Try it: Report every line of the data where the string "value" appears.
Excerpted records Block Start
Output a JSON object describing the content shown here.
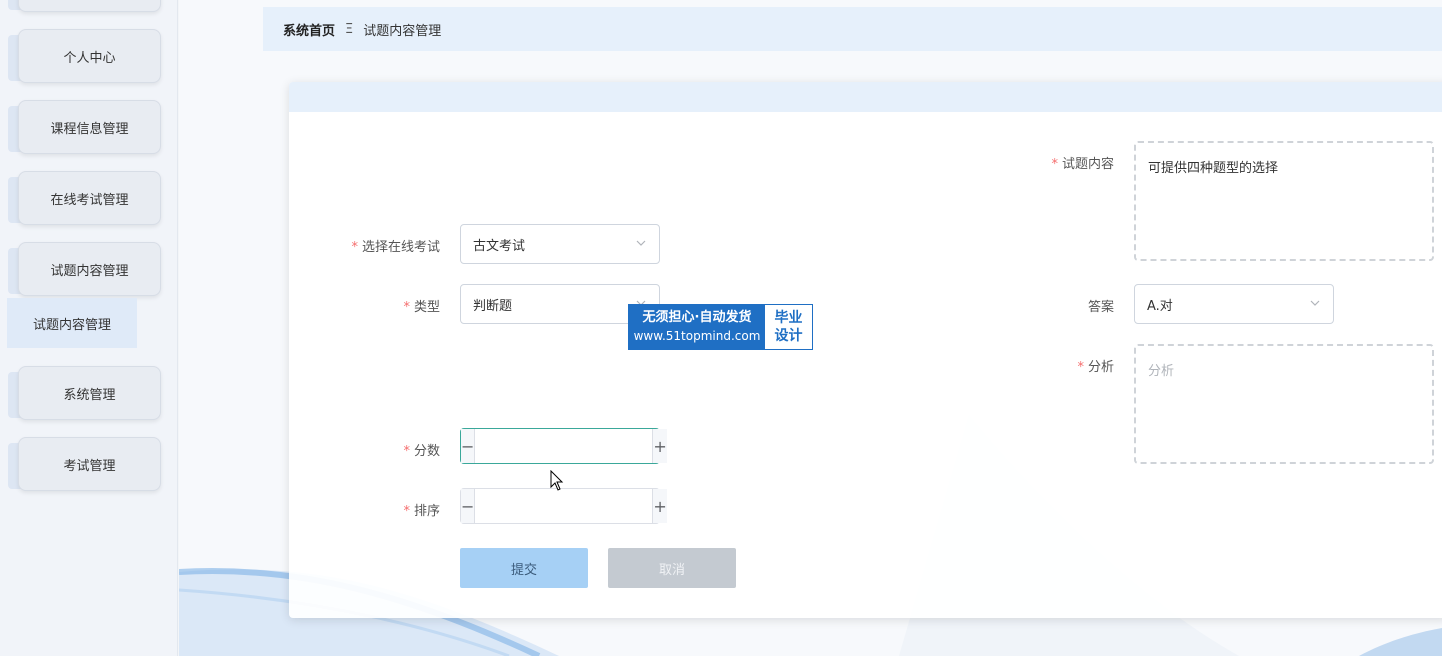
{
  "sidebar": {
    "items": [
      {
        "label": ""
      },
      {
        "label": "个人中心"
      },
      {
        "label": "课程信息管理"
      },
      {
        "label": "在线考试管理"
      },
      {
        "label": "试题内容管理"
      },
      {
        "label": "系统管理"
      },
      {
        "label": "考试管理"
      }
    ],
    "submenu_label": "试题内容管理"
  },
  "breadcrumb": {
    "home": "系统首页",
    "separator": "Ξ",
    "current": "试题内容管理"
  },
  "form": {
    "exam": {
      "label": "选择在线考试",
      "value": "古文考试"
    },
    "type": {
      "label": "类型",
      "value": "判断题"
    },
    "score": {
      "label": "分数",
      "minus": "−",
      "plus": "+"
    },
    "order": {
      "label": "排序",
      "minus": "−",
      "plus": "+"
    },
    "content": {
      "label": "试题内容",
      "value": "可提供四种题型的选择"
    },
    "answer": {
      "label": "答案",
      "value": "A.对"
    },
    "analysis": {
      "label": "分析",
      "placeholder": "分析"
    },
    "required_mark": "*",
    "submit": "提交",
    "cancel": "取消"
  },
  "watermark": {
    "line1": "无须担心·自动发货",
    "line2": "www.51topmind.com",
    "badge_line1": "毕业",
    "badge_line2": "设计"
  },
  "colors": {
    "accent": "#a6d0f5",
    "breadcrumb_bg": "#e6f0fb",
    "required": "#f56c6c",
    "watermark": "#1f6fc4"
  }
}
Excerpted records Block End
Problem solution:
      "value": "古文考试"
      "value": "判断题"
      "value": "可提供四种题型的选择"
      "value": "A.对"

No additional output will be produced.